Principles of Training
Many runners just run and when a race comes along that they feel like entering they just do it, and don't really have a plan. Other runners have detailed plans and have to stick to these plans and they cut the year into cycles and phases. The idea of this being that each training phase prepares you for the next one so that you get stonger and stronger.
Lots of coaches feel it's important to follow a detailed training plan and whilst I believe a plan is important to help reduce injury and to make sure you achieve your goal, the truth is the majority of runners want to enjoy running and want to enjoy doing well in several races, not just one. The most important aspect of training is for self improvement and having some fun and not taking it too seriously. I believe that training for an event is exciting, especially if it is your first one or if you have a specific time goal in mind. However when you train for an event, your first 5k or your first marathon your training requires that you put your body under a certain amount of stress so that your body can adapt to the stress, and subsequently get better and improve.
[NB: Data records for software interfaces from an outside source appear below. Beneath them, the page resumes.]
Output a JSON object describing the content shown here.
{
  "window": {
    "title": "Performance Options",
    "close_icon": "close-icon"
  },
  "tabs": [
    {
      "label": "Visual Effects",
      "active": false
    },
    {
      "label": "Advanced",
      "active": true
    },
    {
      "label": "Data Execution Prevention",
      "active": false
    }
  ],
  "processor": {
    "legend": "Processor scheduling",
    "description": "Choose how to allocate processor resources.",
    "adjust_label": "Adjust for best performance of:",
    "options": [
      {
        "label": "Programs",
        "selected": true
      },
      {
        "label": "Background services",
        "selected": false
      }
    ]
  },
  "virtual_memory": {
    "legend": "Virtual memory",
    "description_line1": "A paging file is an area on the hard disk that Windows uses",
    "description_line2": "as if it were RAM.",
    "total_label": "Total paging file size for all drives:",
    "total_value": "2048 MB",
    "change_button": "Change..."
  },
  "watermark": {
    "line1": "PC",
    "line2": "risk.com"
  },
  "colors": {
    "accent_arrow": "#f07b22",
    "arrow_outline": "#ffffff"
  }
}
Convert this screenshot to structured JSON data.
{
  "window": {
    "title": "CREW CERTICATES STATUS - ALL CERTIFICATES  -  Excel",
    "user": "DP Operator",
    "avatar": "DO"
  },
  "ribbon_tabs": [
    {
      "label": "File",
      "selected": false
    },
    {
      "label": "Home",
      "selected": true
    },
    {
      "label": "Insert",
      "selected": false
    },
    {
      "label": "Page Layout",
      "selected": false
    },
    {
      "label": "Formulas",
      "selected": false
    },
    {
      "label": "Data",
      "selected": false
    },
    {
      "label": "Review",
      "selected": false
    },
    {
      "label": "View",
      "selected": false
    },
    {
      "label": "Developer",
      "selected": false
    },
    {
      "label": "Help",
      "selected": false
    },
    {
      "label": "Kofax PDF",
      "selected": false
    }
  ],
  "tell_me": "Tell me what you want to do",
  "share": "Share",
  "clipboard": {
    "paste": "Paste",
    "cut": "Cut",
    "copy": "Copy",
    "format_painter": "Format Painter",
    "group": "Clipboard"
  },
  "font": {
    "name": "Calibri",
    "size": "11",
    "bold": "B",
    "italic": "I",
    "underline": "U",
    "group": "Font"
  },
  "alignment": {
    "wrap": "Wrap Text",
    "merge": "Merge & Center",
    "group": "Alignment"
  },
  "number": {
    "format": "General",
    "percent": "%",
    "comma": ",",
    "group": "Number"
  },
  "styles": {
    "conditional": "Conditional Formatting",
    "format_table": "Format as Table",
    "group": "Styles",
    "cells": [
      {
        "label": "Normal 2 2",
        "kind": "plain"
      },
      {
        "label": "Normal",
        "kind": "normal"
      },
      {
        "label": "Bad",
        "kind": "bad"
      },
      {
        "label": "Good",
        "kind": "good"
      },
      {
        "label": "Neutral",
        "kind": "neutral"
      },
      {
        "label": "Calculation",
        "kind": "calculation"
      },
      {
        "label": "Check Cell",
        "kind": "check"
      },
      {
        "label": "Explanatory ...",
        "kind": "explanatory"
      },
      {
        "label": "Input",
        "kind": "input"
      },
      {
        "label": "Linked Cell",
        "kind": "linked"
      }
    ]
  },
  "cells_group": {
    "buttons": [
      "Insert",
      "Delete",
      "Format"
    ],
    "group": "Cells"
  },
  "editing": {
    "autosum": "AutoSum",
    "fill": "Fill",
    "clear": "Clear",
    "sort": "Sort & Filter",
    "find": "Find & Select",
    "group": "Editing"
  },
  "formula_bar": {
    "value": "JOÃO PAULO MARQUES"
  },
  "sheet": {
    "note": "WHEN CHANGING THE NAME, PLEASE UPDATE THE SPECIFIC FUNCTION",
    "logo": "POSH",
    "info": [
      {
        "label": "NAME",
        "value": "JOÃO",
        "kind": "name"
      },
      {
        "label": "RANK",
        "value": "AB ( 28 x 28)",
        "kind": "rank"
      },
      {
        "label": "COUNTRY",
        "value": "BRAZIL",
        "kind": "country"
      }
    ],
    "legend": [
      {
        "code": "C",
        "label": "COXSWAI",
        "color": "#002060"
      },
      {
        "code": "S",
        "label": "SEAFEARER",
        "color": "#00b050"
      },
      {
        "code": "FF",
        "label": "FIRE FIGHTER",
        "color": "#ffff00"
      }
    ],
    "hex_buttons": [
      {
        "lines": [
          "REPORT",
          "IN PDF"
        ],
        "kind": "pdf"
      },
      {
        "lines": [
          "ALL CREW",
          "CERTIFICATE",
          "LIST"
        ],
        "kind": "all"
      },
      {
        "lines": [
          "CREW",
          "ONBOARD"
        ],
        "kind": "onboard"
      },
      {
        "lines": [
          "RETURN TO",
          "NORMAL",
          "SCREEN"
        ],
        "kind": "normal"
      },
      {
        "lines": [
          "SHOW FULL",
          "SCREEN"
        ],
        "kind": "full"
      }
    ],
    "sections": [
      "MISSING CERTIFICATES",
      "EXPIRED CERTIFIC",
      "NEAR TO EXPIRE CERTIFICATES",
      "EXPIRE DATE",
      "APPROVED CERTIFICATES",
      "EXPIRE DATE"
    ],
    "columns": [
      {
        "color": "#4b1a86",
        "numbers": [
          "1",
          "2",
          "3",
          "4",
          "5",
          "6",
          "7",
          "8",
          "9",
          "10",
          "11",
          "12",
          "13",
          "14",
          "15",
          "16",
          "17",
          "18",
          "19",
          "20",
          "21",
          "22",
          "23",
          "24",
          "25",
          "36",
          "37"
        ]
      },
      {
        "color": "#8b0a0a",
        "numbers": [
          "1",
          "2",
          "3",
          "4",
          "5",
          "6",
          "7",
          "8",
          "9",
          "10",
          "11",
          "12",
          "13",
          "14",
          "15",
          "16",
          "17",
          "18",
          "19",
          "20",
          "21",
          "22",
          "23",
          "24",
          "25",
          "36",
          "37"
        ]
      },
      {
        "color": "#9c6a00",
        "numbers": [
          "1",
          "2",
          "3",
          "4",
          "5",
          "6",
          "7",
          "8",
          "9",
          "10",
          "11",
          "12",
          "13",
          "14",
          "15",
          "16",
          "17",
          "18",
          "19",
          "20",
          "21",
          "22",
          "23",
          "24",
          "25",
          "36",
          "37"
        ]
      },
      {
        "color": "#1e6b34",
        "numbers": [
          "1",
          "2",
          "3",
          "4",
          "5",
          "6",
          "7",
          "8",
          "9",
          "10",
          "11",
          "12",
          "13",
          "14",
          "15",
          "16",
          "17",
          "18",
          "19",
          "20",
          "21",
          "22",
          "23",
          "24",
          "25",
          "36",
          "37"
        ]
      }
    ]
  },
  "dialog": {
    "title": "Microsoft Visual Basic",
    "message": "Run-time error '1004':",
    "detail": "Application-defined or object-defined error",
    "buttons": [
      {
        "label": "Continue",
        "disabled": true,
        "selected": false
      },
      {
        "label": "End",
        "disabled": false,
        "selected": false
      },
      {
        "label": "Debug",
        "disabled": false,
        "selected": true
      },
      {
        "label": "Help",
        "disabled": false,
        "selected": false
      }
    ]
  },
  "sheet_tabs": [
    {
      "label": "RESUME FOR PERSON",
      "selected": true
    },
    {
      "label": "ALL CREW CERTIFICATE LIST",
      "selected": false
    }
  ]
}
Remember when your first minute felt like a marathon? Your body was stressed but you soon adapted to it this stress and as you adapted you became stronger and fitter and more able to run for longer. However as you progress and as you increase your miles you may find that after the huge surge of improvement of 0 to 5k that you may be a little disappointed as in the subequent weeks or months that there seems to be very little improvement in your perfermonce. There is a fine line between doing too much too soon and actually seeing an improvement in your times and your distance and remember that life gets in the way sometimes, life, family, illness all can play a part in how a training plan can pan out. I believe you do need a goal to focus on so that you don't plateau and become disheartened about your running but also running is an art and a science, you have to see what works for you and what doesn't.
Here are a couple of ideas of how to stop yourself plateauing without getting too caught up in a regimented training plan
Improvement doesn't necessarily mean doing more running, you could try something different and maybe that could be something that you've never done before.
Try running a bit quicker up that hill next time, even if it is a surge between 2 lamp posts, then recover and then go again, these simple fartlek workouts helps us get used to running a bit faster and help relieve the boredom of too much of a certain type of running.
You can progress from surges between lamp posts to walk, jog, sprint between lamp post.
Go to a parkrun and run the first mile as a warm up, the second mile a little bit faster and then slow down for the last mile. This is an introduction to tempo runs which are good for challenging you and getting you used to feeling a little bit uncomfortable.
And here are some definitions explained that you might see on a training plan
Interval sessions are designed to push you beyond your normal pace, increasing your Heart Rate, raising your anaerobic, aerobic and lactic threshold so the idea is that you will get faster and fitter quicker. Doing Fartleks in our running groups gives you a great opportunity to try pushing your normal pace. Hill work is also a great training tool in helping you get stronger and increase your pace and stamina.
The long runs are there to increase your stamina and endurance so that you can build up to an event, there isn't one distance fits all and they are not set in stone as it really depends on how long you have been running for. If you are a complete beginner training for a 5k then your long run should be anywhere between 3-6 miles whereas if you were winning events your long run could go up to 12 miles to train for a 5k.
Over training is a trap that’s very easy to fall into, training everyday, counting every mile or minute on the road. Rest is part of any training schedule, rest is when the body adapts to the training and compensates for the stresses applied to it so that the next training session you can work it that bit harder, run that bit further or faster. Ignore the need for rest and you're stacking up trouble. If you overtrain you are risking loosing your mojo and you can easily become obsessed with mileage and pace which can take the enjoyment out of running. Listen to your body.
I am a great fan of X-training, as it really helps prevent injuries and makes you strong. It doesn't have to be a massive trip to the gym or swimming pool, you can easily do 10 press ups at home in the morning. Start off on your knees and gradually build up to the full press up. And cross training stops you becoming bored you can try cycling, swimming, indoor rowing or walking, a good hard walk is great training if you have time. And as you know I am a huge fan of Pilates.
Over exaggerated running movements help with muscle memory and conditioning so the high knees, bum flicks, arm drives and what ever other fun activities I throw at you all have a purpose and are the fundamentals to running especially if you are a late starter to running.
When you start any type of new activity you will feel muscles that you have never felt before and this is normal, you will feel stiff and sore, remember when you run there is 8 x your body weight impacting on your hips, knees and ankles and if you try doing a speed session for the first time expect to feel DOMS, Delayed Onset of Muscle Soreness, this is perfectly normal as you have worked hard and created tiny tears in your muscles, as they repair your muscles get stronger and fitter during recovery, so it is important to allow time for your body to recover, your body will gradually adapt to the physical demands that you are putting on it but little by little to prevent overuse injuries.